→ **DATA SHOWN**:
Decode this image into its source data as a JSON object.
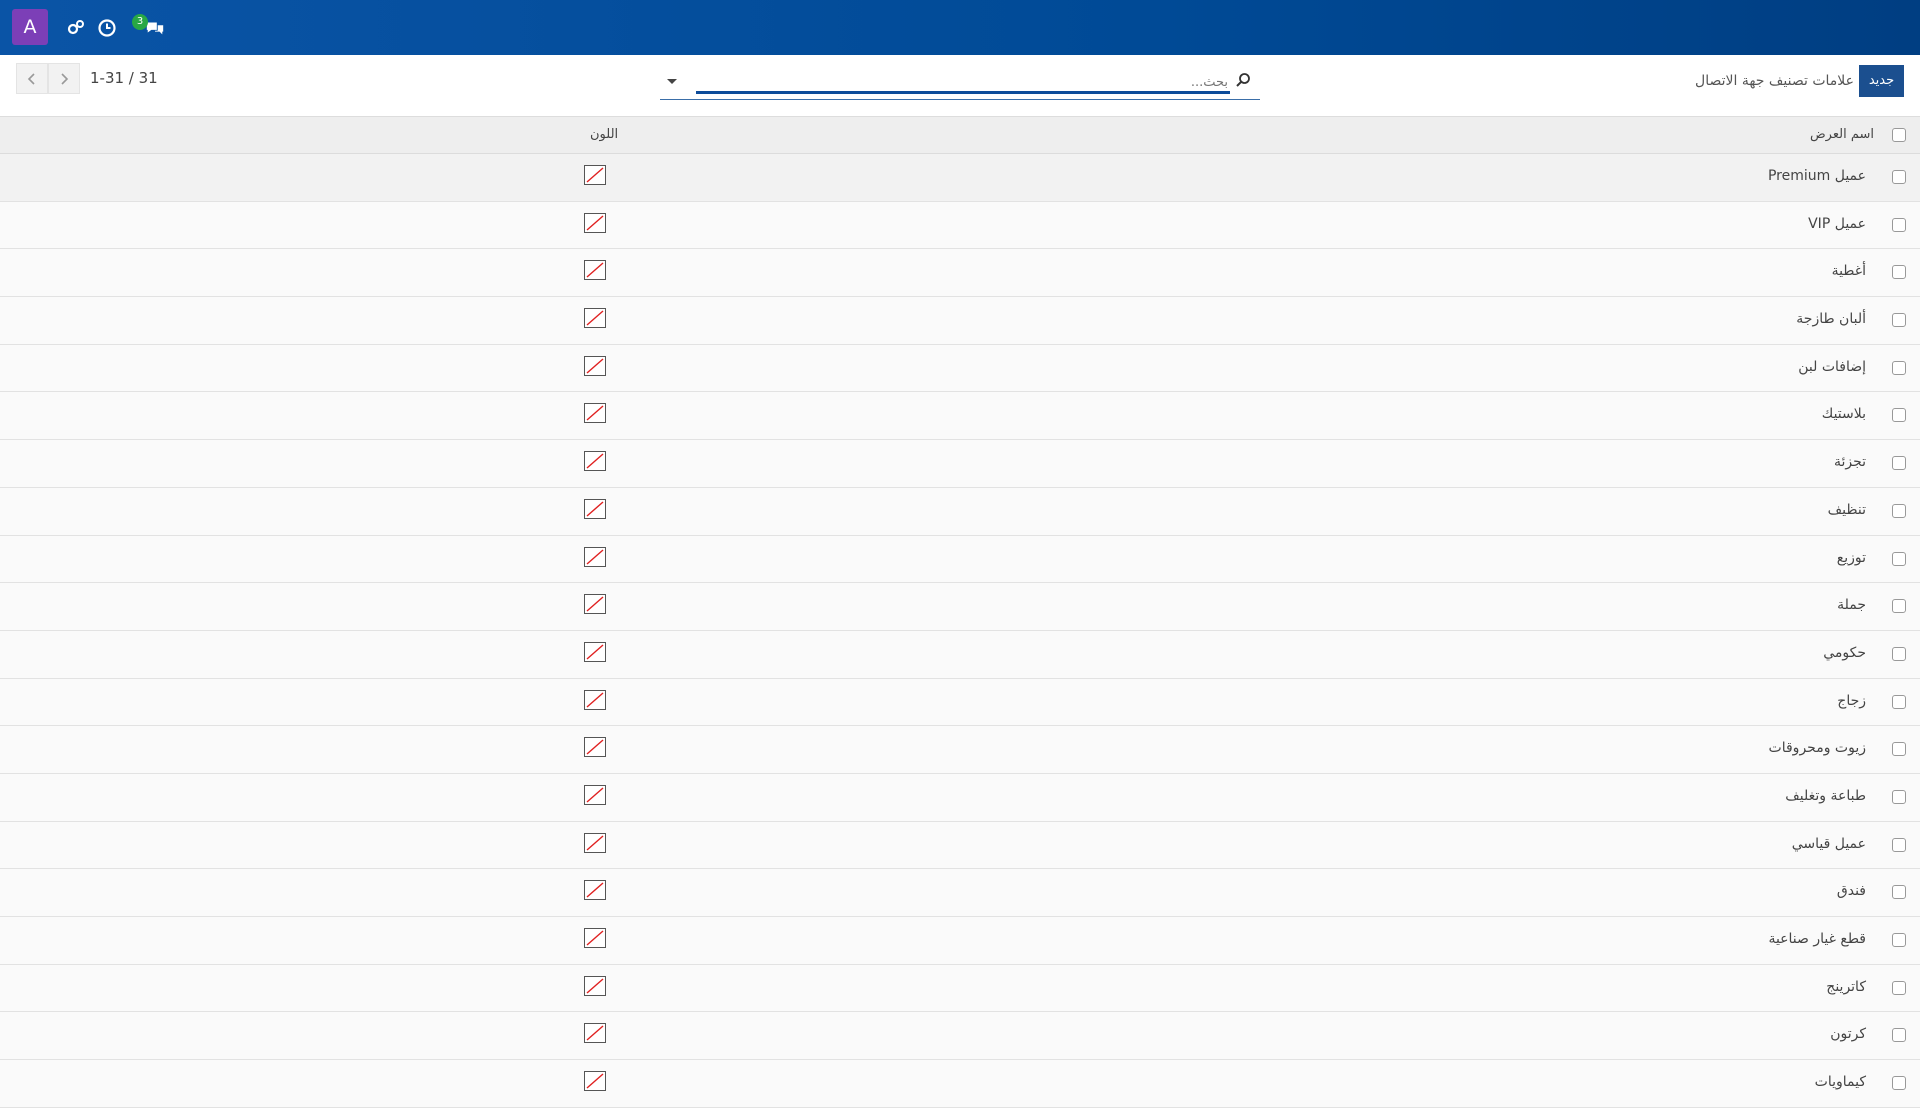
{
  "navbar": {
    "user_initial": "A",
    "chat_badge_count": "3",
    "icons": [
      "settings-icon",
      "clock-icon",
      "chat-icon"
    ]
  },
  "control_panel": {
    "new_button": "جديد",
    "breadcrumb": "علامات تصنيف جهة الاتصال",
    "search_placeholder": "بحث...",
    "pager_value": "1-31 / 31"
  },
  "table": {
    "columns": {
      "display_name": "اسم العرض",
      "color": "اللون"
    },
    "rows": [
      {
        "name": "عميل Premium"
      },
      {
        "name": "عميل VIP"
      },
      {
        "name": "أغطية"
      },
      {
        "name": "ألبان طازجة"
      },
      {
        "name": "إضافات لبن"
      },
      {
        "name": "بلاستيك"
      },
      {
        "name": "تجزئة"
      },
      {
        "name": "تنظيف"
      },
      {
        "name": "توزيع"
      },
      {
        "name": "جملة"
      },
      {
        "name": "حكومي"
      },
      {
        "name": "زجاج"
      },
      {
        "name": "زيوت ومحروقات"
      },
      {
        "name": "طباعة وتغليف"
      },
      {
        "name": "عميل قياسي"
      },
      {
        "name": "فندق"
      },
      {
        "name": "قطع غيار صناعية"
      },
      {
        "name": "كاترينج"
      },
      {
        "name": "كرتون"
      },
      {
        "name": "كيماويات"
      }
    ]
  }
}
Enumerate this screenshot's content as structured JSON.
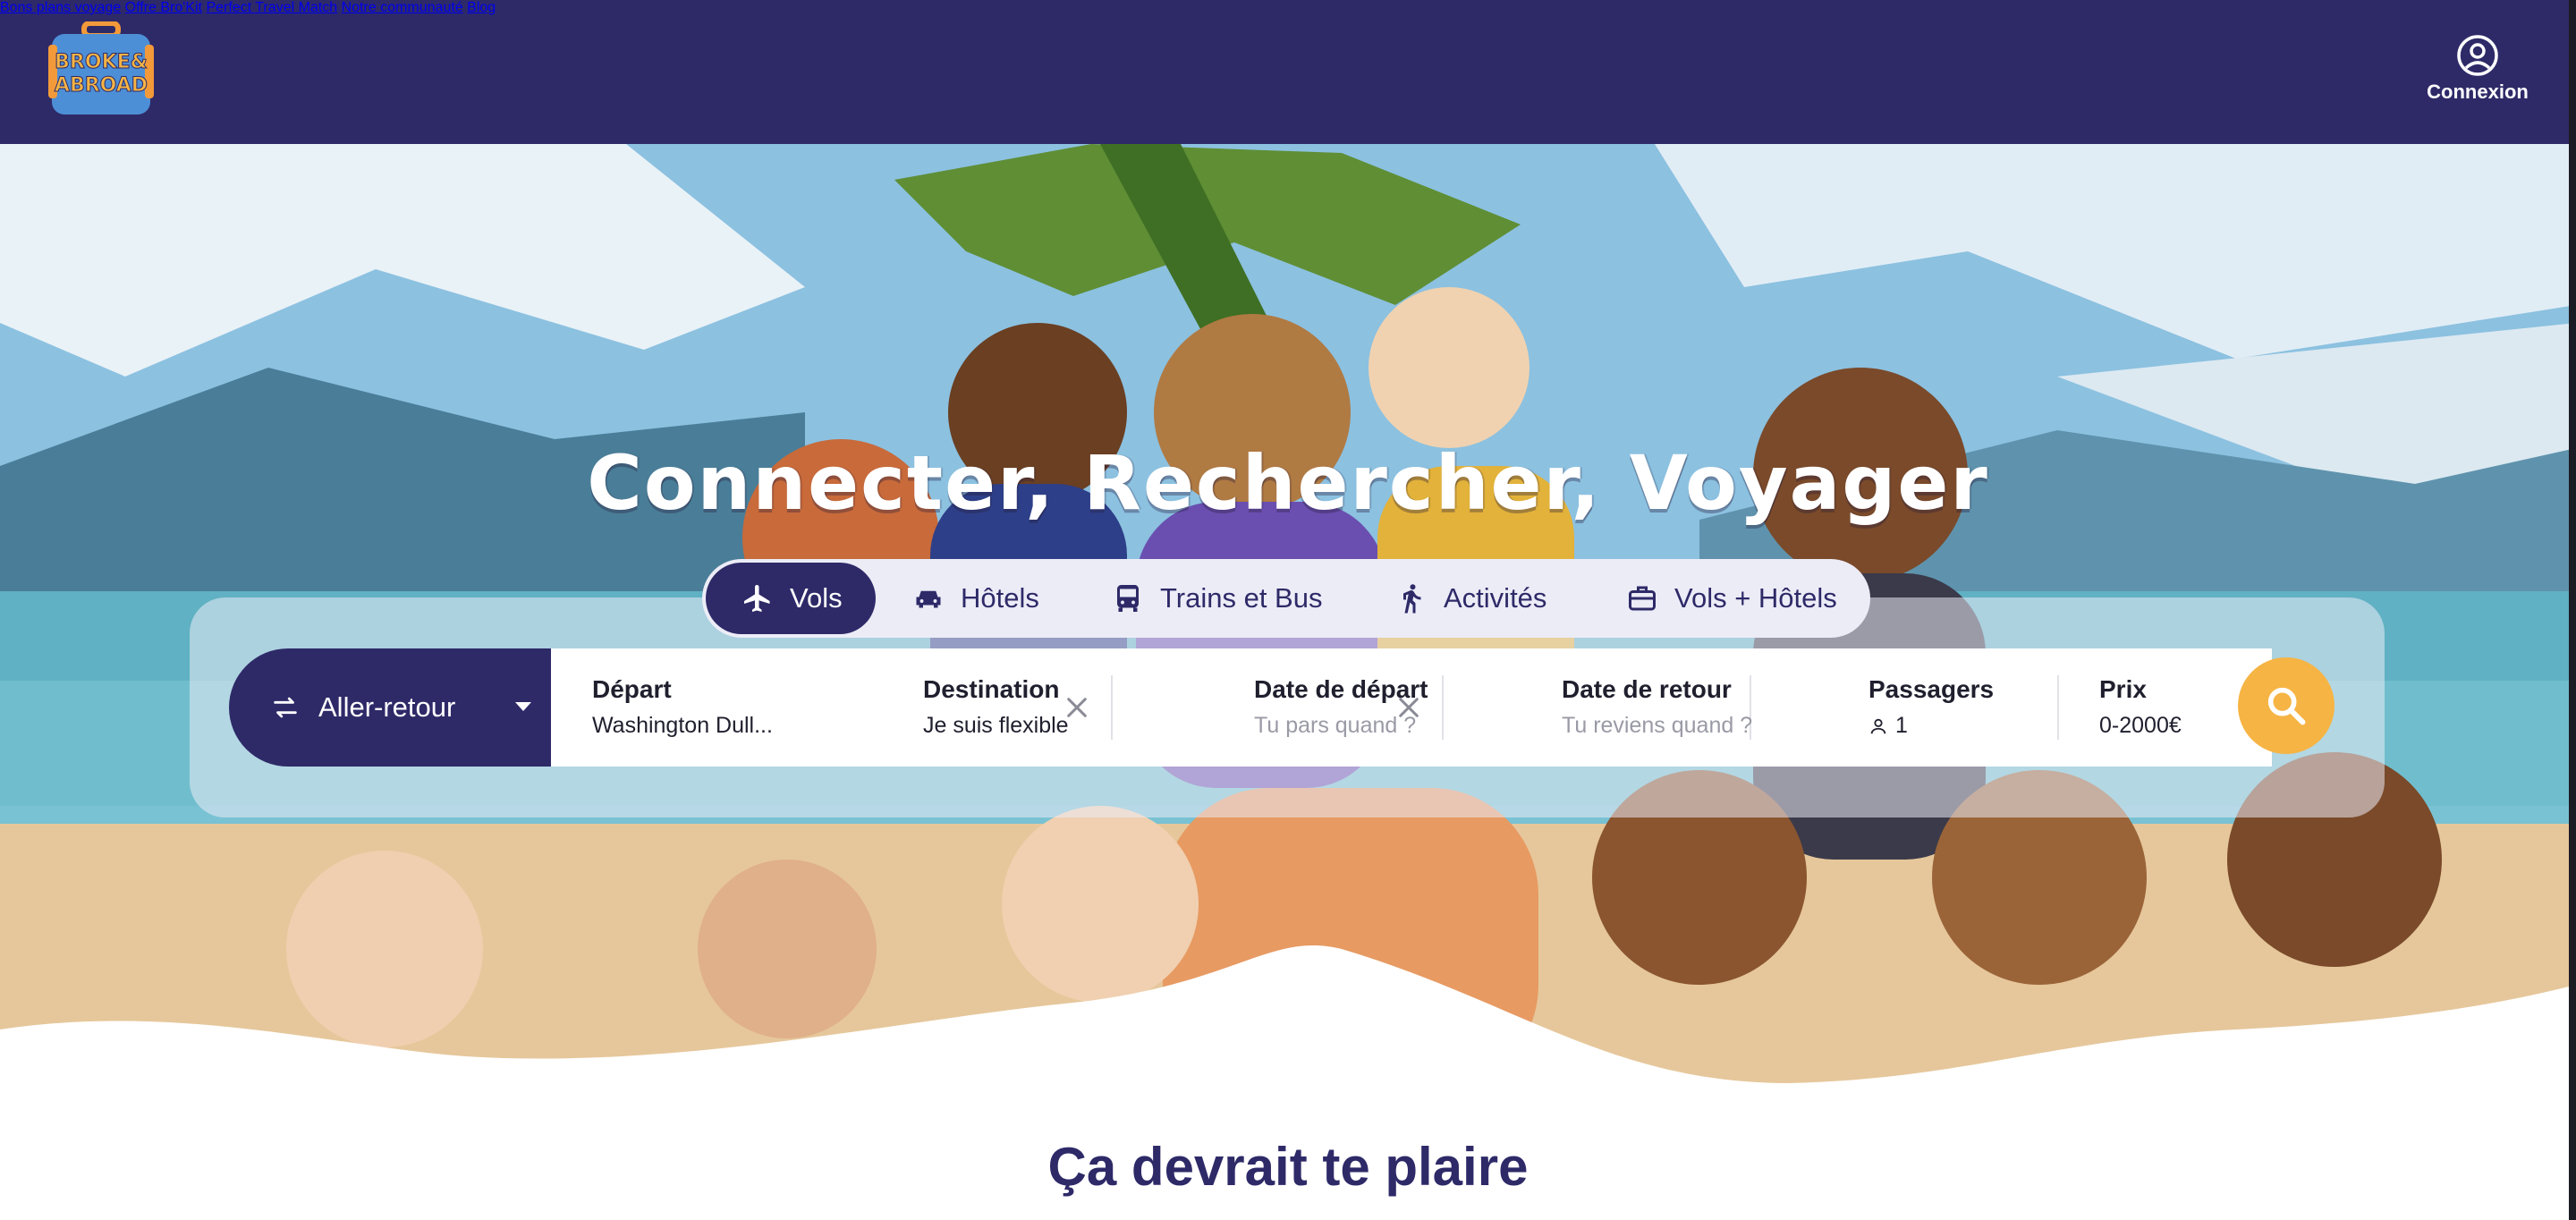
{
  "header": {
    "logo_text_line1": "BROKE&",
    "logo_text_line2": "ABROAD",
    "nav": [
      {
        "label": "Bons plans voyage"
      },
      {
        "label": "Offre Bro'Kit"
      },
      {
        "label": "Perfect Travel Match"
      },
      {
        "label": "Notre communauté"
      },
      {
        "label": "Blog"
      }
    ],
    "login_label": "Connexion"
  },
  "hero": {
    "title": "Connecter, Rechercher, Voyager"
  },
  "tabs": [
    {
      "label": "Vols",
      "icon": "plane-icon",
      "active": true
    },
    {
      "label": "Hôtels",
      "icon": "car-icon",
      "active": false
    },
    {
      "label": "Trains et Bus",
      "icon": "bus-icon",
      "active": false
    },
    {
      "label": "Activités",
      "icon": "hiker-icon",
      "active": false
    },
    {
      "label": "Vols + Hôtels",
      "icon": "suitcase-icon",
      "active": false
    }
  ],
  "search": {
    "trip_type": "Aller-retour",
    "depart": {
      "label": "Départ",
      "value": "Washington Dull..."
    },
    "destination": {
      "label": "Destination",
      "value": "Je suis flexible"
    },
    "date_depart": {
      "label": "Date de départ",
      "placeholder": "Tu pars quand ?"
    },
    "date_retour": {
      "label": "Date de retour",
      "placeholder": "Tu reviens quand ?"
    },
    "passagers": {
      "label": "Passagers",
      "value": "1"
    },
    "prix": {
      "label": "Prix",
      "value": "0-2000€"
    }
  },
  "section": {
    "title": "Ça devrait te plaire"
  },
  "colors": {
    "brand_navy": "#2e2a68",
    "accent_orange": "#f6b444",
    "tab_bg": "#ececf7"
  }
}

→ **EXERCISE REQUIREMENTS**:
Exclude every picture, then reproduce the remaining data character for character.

→ **WRITTEN RESPONSE**:
Decode this image into its source data as a JSON object.
{
  "navbar": {
    "user_initial": "A",
    "chat_badge_count": "3",
    "icons": [
      "settings-icon",
      "clock-icon",
      "chat-icon"
    ]
  },
  "control_panel": {
    "new_button": "جديد",
    "breadcrumb": "علامات تصنيف جهة الاتصال",
    "search_placeholder": "بحث...",
    "pager_value": "1-31 / 31"
  },
  "table": {
    "columns": {
      "display_name": "اسم العرض",
      "color": "اللون"
    },
    "rows": [
      {
        "name": "عميل Premium"
      },
      {
        "name": "عميل VIP"
      },
      {
        "name": "أغطية"
      },
      {
        "name": "ألبان طازجة"
      },
      {
        "name": "إضافات لبن"
      },
      {
        "name": "بلاستيك"
      },
      {
        "name": "تجزئة"
      },
      {
        "name": "تنظيف"
      },
      {
        "name": "توزيع"
      },
      {
        "name": "جملة"
      },
      {
        "name": "حكومي"
      },
      {
        "name": "زجاج"
      },
      {
        "name": "زيوت ومحروقات"
      },
      {
        "name": "طباعة وتغليف"
      },
      {
        "name": "عميل قياسي"
      },
      {
        "name": "فندق"
      },
      {
        "name": "قطع غيار صناعية"
      },
      {
        "name": "كاترينج"
      },
      {
        "name": "كرتون"
      },
      {
        "name": "كيماويات"
      }
    ]
  }
}
Enumerate this screenshot's content as structured JSON.
{
  "header": {
    "logo_text_line1": "BROKE&",
    "logo_text_line2": "ABROAD",
    "nav": [
      {
        "label": "Bons plans voyage"
      },
      {
        "label": "Offre Bro'Kit"
      },
      {
        "label": "Perfect Travel Match"
      },
      {
        "label": "Notre communauté"
      },
      {
        "label": "Blog"
      }
    ],
    "login_label": "Connexion"
  },
  "hero": {
    "title": "Connecter, Rechercher, Voyager"
  },
  "tabs": [
    {
      "label": "Vols",
      "icon": "plane-icon",
      "active": true
    },
    {
      "label": "Hôtels",
      "icon": "car-icon",
      "active": false
    },
    {
      "label": "Trains et Bus",
      "icon": "bus-icon",
      "active": false
    },
    {
      "label": "Activités",
      "icon": "hiker-icon",
      "active": false
    },
    {
      "label": "Vols + Hôtels",
      "icon": "suitcase-icon",
      "active": false
    }
  ],
  "search": {
    "trip_type": "Aller-retour",
    "depart": {
      "label": "Départ",
      "value": "Washington Dull..."
    },
    "destination": {
      "label": "Destination",
      "value": "Je suis flexible"
    },
    "date_depart": {
      "label": "Date de départ",
      "placeholder": "Tu pars quand ?"
    },
    "date_retour": {
      "label": "Date de retour",
      "placeholder": "Tu reviens quand ?"
    },
    "passagers": {
      "label": "Passagers",
      "value": "1"
    },
    "prix": {
      "label": "Prix",
      "value": "0-2000€"
    }
  },
  "section": {
    "title": "Ça devrait te plaire"
  },
  "colors": {
    "brand_navy": "#2e2a68",
    "accent_orange": "#f6b444",
    "tab_bg": "#ececf7"
  }
}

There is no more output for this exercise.